A more serious preemption challenge may be that the California climate disclosure laws are preempted by the SEC Rule. The issue was addressed during the March 6 SEC hearing (discussed below), and it’s been reported that SEC General Counsel Megan Barbero answered that “nothing” in the Rule “expressly preempts any state law.” However, she added that the issue could arise as a question of “implied preemption,” which “would be determined by a court in a future judicial proceeding.” The question would be whether the SEC has “occupied the field” to such an extent that it preempts state rules in the space. Those would be questions of fact largely turning on how the climate laws are being applied and enforced, and thus any such challenge is likely to await CARB’s implementation of the laws.

The SEC Rule

On March 6, 2024, the SEC adopted the final SEC Rule which will require public companies to include certain climate-related disclosures in registration statements and annual reports. The final SEC Rule requires registrants to disclose material climate-related risks, activities undertaken to mitigate or adapt to such risks, information regarding the board of directors’ oversight of climate-related risks and management of material climate-related risks, and information about climate-related targets or goals that are material to the company’s business, operations, or financial condition.

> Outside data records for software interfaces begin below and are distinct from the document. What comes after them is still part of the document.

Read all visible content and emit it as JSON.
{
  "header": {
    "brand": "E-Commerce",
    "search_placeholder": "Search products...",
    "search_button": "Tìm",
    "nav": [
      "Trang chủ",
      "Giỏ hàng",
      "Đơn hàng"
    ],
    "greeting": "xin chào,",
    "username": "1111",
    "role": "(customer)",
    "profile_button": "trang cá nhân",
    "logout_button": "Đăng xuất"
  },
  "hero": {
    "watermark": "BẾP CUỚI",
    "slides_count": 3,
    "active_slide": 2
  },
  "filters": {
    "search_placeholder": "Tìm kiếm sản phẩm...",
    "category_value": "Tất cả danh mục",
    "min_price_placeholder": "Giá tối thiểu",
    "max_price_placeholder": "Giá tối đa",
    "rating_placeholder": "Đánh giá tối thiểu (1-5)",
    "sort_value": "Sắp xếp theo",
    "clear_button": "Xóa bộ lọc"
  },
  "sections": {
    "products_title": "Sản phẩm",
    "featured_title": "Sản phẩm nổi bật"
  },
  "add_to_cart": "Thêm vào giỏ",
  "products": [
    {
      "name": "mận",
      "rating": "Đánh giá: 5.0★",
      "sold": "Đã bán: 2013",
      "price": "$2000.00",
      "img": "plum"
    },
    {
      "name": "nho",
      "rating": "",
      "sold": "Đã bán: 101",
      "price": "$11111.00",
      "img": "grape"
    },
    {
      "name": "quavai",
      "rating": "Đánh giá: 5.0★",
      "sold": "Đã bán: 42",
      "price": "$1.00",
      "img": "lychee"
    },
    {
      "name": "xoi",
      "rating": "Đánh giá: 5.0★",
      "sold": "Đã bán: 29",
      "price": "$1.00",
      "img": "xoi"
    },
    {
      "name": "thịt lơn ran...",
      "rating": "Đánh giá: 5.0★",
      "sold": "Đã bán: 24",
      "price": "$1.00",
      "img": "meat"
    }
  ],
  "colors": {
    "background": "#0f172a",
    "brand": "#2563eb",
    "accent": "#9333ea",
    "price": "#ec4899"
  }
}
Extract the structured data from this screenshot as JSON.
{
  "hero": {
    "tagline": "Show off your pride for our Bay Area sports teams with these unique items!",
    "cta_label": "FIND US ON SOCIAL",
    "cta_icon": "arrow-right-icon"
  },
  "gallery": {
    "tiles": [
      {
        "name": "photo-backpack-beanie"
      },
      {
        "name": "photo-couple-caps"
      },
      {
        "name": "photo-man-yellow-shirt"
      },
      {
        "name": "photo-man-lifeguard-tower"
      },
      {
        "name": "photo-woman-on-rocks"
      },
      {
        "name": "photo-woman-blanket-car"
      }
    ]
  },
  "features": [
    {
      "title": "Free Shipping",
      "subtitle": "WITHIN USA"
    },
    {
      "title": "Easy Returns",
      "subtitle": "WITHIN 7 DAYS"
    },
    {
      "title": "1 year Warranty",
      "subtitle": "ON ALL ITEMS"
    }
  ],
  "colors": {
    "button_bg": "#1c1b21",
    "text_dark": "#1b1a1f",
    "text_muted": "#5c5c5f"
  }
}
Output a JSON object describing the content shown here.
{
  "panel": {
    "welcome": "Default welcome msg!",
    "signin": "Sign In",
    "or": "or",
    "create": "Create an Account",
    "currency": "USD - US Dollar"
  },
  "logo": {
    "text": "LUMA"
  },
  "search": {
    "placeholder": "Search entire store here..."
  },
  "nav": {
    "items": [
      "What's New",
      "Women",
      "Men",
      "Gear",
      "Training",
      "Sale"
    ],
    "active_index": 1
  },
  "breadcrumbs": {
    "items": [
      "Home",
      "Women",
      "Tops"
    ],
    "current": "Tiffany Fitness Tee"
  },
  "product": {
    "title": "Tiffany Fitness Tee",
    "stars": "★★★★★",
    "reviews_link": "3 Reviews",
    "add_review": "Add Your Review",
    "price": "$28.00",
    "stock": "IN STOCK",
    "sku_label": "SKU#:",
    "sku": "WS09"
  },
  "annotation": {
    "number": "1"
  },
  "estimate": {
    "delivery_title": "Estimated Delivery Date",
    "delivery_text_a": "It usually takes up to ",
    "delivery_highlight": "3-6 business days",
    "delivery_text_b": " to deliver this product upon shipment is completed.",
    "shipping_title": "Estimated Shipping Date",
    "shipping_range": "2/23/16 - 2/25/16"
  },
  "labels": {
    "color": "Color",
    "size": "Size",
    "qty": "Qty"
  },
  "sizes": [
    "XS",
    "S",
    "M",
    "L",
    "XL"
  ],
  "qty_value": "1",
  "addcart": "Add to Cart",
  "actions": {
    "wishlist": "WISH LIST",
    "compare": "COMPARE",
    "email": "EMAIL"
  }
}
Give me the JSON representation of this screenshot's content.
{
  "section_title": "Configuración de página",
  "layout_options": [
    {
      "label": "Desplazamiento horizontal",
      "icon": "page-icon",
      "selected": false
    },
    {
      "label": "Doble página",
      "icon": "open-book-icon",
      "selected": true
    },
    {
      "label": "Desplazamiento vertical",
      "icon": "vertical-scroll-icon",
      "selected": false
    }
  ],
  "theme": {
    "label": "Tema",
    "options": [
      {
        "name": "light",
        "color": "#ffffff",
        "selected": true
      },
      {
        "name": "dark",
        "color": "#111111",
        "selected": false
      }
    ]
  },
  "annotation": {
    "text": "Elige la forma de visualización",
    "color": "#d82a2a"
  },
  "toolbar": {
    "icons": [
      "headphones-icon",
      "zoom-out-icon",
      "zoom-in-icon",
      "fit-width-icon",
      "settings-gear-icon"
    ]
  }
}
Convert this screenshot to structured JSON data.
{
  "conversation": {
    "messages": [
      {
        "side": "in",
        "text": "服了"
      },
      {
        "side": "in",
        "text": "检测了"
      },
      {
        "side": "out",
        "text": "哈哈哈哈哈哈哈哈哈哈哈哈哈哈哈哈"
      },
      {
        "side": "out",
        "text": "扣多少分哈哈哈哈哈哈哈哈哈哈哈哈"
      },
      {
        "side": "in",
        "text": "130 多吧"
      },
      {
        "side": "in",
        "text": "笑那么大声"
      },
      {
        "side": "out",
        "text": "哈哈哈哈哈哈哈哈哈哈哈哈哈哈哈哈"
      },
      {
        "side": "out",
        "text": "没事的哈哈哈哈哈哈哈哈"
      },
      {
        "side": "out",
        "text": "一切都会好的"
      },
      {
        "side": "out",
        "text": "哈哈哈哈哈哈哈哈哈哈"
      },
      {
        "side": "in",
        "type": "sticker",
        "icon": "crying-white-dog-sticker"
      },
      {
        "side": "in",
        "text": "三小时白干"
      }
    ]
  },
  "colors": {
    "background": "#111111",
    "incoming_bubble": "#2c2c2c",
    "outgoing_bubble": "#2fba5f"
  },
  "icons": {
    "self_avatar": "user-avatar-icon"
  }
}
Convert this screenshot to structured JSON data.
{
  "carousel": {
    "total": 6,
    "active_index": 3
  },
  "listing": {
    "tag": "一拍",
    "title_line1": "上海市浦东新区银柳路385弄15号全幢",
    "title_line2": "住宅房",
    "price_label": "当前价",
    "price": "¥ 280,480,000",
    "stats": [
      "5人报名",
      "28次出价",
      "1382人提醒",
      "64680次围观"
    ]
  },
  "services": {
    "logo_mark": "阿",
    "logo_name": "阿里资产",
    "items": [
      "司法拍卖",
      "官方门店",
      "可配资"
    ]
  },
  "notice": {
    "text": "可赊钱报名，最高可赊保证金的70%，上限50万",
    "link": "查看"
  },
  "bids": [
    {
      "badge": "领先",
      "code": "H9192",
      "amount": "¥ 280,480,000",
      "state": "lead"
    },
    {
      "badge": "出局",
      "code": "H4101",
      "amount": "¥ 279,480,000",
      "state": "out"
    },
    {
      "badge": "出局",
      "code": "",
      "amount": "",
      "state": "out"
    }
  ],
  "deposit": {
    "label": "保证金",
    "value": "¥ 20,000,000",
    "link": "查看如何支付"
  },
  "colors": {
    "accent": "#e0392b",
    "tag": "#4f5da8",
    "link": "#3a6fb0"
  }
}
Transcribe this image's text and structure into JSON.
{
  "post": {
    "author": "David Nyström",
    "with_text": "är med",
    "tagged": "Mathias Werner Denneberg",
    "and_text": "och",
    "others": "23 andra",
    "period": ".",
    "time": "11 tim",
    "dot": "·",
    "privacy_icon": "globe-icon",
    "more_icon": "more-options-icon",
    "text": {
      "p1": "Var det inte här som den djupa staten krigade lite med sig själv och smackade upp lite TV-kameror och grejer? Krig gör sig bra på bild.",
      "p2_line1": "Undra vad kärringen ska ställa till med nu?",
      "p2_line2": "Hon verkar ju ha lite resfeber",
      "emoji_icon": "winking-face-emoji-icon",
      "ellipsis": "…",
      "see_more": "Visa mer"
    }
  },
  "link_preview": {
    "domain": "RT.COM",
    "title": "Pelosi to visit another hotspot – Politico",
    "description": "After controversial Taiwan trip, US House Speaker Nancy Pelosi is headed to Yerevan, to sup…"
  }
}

To add transparency to investors’ assessments of certain climate-related risks, the SEC Rule also requires disclosure of material Scope 1 and Scope 2 GHG emissions, the filing of an attestation report in connection thereof, and disclosure of impacts that severe weather events and other climate-related conditions have on financial statements, including costs and losses. The final SEC Rule includes a phased-in compliance period for all registrants, with compliance dates ranging from fiscal year 2025-26 to 2031-32, depending on the registrant’s filer status and the content of the disclosure. In general, the SEC Rule requires less than the California climate disclosure laws, as Senator Wiener observed[4].

Key Takeaways

  • Implementation and/or enforcement of SB 253 and SB 261 is delayed for the time being due to a lack of funding, and thus the roll-out of the regulatory regime for the two laws appears likely to slip, such that the laws’ 2026 compliance deadlines may also slip.
  • The lawsuit challenging SB 253 and SB 261 adds some uncertainty to the process of ensuring compliance with climate disclosure requirements, and may cause further delay.
  • The delayed implementation of the new laws affords companies additional time to develop a compliance strategy. Due to the lessened scope of the SEC Rule, companies that are prepared to comply with the California laws are likely to be prepared to comply with the SEC Rule. And implementation of the SEC Rule may be delayed by legal challenges as well, thereby creating more time for companies to develop a compliance strategy.


[1] A prior article describing these laws in more detail is here.

[2] See Senators Wiener & Stern Respond to Governor Pausing Funding To Implement Landmark Climate Laws | Senator Scott Wiener (

[3] Chamber of Commerce of the United States of America, et al. v. Cal. Air Resources Board, et al. (Cal. Central Dist., Western Div.) (Case No. 2:24-cv-00801).

[4] See Senator Wiener Responds to Watered Down SEC Climate Rule: “California’s Climate Leadership is More Critical than Ever” | Senator Scott Wiener).